Higher category theory is generally regarded as technical and forbidding, but part of it is considerably more tractable: the theory of infinity-categories, higher categories in which all higher morphisms are assumed to be invertible. This title presents the foundations of this theory.
Higher category theory is generally regarded as technical and forbidding, but part of it is considerably more tractable: the theory of infinity-categories, higher categories in which all higher morphisms are assumed to be invertible. In "Higher Topos Theory", Jacob Lurie presents the foundations of this theory, using the language of weak Kan complexes introduced by Boardman and Vogt, and shows how existing theorems in algebraic topology can be reformulated and generalized in the theory's new language.
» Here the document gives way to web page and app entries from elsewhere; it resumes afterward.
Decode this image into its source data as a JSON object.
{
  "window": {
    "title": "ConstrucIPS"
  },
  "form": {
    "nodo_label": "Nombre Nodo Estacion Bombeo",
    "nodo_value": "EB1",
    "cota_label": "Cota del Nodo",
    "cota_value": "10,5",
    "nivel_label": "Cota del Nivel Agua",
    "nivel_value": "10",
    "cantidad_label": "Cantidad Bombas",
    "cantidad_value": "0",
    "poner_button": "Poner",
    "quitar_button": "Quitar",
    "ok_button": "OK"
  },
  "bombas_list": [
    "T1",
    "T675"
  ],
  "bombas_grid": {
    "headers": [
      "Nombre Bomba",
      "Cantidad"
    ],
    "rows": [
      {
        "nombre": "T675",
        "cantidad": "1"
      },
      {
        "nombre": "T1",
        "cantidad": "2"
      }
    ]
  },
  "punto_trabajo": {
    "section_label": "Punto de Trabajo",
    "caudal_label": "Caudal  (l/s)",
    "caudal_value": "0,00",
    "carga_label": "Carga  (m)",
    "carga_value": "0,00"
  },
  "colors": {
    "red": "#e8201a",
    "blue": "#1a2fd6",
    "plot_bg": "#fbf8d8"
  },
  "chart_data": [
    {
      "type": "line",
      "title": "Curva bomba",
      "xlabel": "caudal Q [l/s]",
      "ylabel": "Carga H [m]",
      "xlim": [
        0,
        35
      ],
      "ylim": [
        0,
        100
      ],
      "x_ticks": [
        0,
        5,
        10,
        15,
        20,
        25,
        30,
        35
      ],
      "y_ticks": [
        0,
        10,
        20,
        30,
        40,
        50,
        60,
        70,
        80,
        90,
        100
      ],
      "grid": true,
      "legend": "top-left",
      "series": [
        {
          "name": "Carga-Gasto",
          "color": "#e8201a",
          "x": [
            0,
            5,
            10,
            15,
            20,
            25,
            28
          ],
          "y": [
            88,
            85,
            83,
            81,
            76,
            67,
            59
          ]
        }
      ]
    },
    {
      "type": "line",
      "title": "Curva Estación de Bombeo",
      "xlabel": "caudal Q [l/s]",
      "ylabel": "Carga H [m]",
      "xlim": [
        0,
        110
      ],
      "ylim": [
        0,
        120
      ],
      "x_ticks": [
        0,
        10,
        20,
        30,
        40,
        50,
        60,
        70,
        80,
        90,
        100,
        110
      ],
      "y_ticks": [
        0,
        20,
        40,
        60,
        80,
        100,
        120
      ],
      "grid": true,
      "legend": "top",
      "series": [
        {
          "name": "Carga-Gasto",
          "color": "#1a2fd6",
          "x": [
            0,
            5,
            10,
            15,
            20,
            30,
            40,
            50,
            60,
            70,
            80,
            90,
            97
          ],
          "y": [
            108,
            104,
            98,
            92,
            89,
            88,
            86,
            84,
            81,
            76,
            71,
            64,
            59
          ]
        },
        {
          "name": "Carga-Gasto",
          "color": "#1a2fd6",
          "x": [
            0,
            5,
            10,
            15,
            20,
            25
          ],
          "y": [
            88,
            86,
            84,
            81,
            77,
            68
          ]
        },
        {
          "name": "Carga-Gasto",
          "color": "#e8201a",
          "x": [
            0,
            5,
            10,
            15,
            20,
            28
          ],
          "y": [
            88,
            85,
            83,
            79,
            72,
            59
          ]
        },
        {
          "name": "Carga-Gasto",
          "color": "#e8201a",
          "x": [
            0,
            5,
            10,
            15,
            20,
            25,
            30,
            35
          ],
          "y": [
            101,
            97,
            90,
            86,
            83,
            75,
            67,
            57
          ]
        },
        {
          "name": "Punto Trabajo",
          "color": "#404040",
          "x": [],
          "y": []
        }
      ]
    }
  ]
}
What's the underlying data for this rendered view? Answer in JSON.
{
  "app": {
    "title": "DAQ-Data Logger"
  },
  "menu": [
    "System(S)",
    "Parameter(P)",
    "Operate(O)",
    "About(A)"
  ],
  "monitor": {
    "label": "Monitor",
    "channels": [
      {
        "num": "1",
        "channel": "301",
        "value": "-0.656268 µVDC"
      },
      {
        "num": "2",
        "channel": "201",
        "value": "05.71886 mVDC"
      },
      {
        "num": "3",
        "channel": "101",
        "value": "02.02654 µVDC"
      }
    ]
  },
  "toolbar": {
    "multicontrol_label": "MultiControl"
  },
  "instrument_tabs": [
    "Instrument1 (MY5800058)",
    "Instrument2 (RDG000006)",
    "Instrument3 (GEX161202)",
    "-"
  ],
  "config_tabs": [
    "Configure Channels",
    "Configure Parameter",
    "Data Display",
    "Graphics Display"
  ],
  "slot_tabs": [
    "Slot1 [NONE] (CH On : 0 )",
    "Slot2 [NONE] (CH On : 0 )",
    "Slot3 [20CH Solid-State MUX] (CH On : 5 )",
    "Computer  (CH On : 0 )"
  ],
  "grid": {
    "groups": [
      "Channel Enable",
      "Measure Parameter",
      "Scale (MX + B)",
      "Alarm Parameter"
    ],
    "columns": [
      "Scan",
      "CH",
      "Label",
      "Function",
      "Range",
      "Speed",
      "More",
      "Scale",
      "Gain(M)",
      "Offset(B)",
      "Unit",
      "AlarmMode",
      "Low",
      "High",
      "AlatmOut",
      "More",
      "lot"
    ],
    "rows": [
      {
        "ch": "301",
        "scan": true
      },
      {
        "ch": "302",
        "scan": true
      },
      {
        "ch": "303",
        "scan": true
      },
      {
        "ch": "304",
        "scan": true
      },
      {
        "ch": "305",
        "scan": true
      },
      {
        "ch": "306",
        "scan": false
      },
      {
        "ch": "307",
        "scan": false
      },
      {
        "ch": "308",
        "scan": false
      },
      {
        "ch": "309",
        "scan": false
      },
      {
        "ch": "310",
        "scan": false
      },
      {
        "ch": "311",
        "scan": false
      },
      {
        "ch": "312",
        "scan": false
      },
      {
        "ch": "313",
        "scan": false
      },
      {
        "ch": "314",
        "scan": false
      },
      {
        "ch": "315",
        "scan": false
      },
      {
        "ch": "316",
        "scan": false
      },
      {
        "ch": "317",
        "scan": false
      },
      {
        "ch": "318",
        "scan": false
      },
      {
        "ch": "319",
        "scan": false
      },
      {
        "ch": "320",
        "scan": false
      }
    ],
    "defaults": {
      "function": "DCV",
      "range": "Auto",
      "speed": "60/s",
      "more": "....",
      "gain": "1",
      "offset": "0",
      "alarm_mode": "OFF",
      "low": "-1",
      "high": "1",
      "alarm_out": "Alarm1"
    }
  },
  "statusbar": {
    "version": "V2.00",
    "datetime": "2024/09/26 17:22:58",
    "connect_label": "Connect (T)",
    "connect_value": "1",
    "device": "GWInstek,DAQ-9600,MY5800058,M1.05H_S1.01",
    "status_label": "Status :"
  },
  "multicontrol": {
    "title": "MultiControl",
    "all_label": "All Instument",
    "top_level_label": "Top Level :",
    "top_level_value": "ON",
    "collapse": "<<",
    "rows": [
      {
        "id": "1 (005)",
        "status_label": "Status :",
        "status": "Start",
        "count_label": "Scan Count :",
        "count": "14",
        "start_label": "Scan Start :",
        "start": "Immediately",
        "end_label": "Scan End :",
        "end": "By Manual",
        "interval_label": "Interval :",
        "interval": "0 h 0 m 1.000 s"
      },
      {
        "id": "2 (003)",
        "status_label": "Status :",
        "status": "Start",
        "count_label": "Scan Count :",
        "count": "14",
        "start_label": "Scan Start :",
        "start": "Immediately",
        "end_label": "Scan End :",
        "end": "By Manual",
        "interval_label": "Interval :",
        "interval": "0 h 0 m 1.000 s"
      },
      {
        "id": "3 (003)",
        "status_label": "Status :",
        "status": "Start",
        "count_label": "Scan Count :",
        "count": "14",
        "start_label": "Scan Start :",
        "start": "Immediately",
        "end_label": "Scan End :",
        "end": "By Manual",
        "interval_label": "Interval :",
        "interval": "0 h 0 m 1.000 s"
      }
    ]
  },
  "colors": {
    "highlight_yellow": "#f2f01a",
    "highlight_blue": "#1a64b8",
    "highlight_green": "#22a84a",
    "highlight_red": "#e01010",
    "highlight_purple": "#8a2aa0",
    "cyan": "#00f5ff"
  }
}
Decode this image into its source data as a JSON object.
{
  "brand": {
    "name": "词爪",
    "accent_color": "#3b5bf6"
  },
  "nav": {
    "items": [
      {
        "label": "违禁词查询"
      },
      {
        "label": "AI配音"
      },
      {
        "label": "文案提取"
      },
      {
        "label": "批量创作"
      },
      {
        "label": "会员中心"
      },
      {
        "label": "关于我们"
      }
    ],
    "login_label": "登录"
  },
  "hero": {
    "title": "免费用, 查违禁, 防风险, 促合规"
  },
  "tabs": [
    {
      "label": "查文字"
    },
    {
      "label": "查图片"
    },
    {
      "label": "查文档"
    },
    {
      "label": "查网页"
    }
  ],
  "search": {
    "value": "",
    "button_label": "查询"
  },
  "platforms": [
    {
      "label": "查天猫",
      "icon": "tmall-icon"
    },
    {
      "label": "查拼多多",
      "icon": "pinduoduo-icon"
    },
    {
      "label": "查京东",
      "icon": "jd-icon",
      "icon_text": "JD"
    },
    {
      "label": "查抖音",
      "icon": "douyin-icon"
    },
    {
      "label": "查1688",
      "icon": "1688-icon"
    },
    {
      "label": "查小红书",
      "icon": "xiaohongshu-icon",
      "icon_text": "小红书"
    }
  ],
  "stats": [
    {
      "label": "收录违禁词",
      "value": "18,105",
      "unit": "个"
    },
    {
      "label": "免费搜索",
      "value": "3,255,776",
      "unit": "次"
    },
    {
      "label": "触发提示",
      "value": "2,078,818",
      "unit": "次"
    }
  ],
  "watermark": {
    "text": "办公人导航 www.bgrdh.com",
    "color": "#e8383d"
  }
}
The result is a powerful theory with applications in many areas of mathematics. The book's first five chapters give an exposition of the theory of infinity-categories that emphasizes their role as a generalization of ordinary categories. Many of the fundamental ideas from classical category theory are generalized to the infinity-categorical setting, such as limits and colimits, adjoint functors, ind-objects and pro-objects, locally accessible and presentable categories, Grothendieck fibrations, presheaves, and Yoneda's lemma.; A sixth chapter presents an infinity-categorical version of the theory of Grothendieck topoi, introducing the notion of an infinity-topos, an infinity-category that resembles the infinity-category of topological spaces in the sense that it satisfies certain axioms that codify some of the basic principles of algebraic topology. A seventh and final chapter presents applications that illustrate connections between the theory of higher topoi and ideas from classical topology.
Preface vii Chapter 1. An Overview of Higher Category Theory 1 1.1 Foundations for Higher Category Theory 1 1.2 The Language of Higher Category Theory 26 Chapter 2. Fibrations of Simplicial Sets 53 2.1 Left Fibrations 55 2.2 Simplicial Categories and 1-Categories 72 2.3 Inner Fibrations 95 2.4 Cartesian Fibrations 114 Chapter 3. The 1-Category of 1-Categories 145 3.1 Marked Simplicial Sets 147 3.2 Straightening and Unstraightening 169 3.3 Applications 204 Chapter 4. Limits and Colimits 223 4.1 Co_nality 223 4.2 Techniques for Computing Colimits 240 4.3 Kan Extensions 261 4.4 Examples of Colimits 292 Chapter 5. Presentable and Accessible 1-Categories 311 5.1 1-Categories of Presheaves 312 5.2 Adjoint Functors 331 5.3 1-Categories of Inductive Limits 377 5.4 Accessible 1-Categories 414 5.5 Presentable 1-Categories 455 Chapter 6. 1-Topoi 526 6.1 1-Topoi: De_nitions and Characterizations 527 6.2 Constructions of 1-Topoi 569 6.3 The 1-Category of 1-Topoi 593 6.4 n-Topoi 632 6.5 Homotopy Theory in an 1-Topos 651 Chapter 7. Higher Topos Theory in Topology 682 7.1 Paracompact Spaces 683 7.2 Dimension Theory 711 7.3 The Proper Base Change Theorem 742 Appendix. Appendix 781 A.1 Category Theory 781 A.2 Model Categories 803 A.3 Simplicial Categories 844 Bibliography 909 General Index 915 Index of Notation 923